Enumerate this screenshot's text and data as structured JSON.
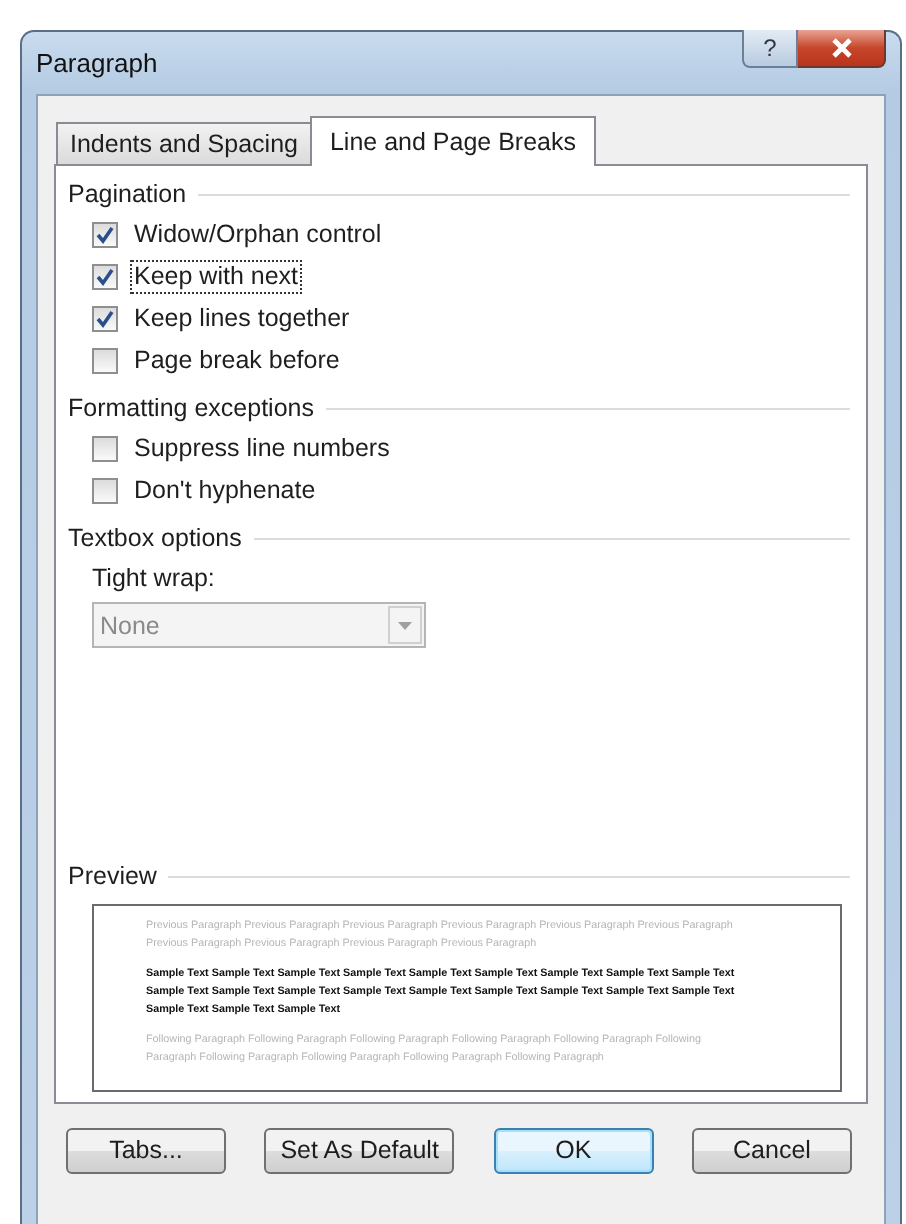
{
  "window": {
    "title": "Paragraph",
    "help_label": "?"
  },
  "tabs": [
    {
      "label": "Indents and Spacing",
      "selected": false
    },
    {
      "label": "Line and Page Breaks",
      "selected": true
    }
  ],
  "sections": [
    {
      "kind": "checks",
      "title": "Pagination",
      "items": [
        {
          "label": "Widow/Orphan control",
          "checked": true,
          "focused": false
        },
        {
          "label": "Keep with next",
          "checked": true,
          "focused": true
        },
        {
          "label": "Keep lines together",
          "checked": true,
          "focused": false
        },
        {
          "label": "Page break before",
          "checked": false,
          "focused": false
        }
      ]
    },
    {
      "kind": "checks",
      "title": "Formatting exceptions",
      "items": [
        {
          "label": "Suppress line numbers",
          "checked": false,
          "focused": false
        },
        {
          "label": "Don't hyphenate",
          "checked": false,
          "focused": false
        }
      ]
    },
    {
      "kind": "combo",
      "title": "Textbox options",
      "label": "Tight wrap:",
      "value": "None",
      "disabled": true
    }
  ],
  "preview": {
    "title": "Preview",
    "previous": "Previous Paragraph Previous Paragraph Previous Paragraph Previous Paragraph Previous Paragraph Previous Paragraph Previous Paragraph Previous Paragraph Previous Paragraph Previous Paragraph",
    "sample": "Sample Text Sample Text Sample Text Sample Text Sample Text Sample Text Sample Text Sample Text Sample Text Sample Text Sample Text Sample Text Sample Text Sample Text Sample Text Sample Text Sample Text Sample Text Sample Text Sample Text Sample Text",
    "following": "Following Paragraph Following Paragraph Following Paragraph Following Paragraph Following Paragraph Following Paragraph Following Paragraph Following Paragraph Following Paragraph Following Paragraph"
  },
  "buttons": [
    {
      "label": "Tabs...",
      "default": false
    },
    {
      "label": "Set As Default",
      "default": false
    },
    {
      "label": "OK",
      "default": true
    },
    {
      "label": "Cancel",
      "default": false
    }
  ]
}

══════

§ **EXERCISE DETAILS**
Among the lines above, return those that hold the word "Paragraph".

§ **EXERCISE RESPONSE**
    "title": "Paragraph",
    "previous": "Previous Paragraph Previous Paragraph Previous Paragraph Previous Paragraph Previous Paragraph Previous Paragraph Previous Paragraph Previous Paragraph Previous Paragraph Previous Paragraph",
    "following": "Following Paragraph Following Paragraph Following Paragraph Following Paragraph Following Paragraph Following Paragraph Following Paragraph Following Paragraph Following Paragraph Following Paragraph"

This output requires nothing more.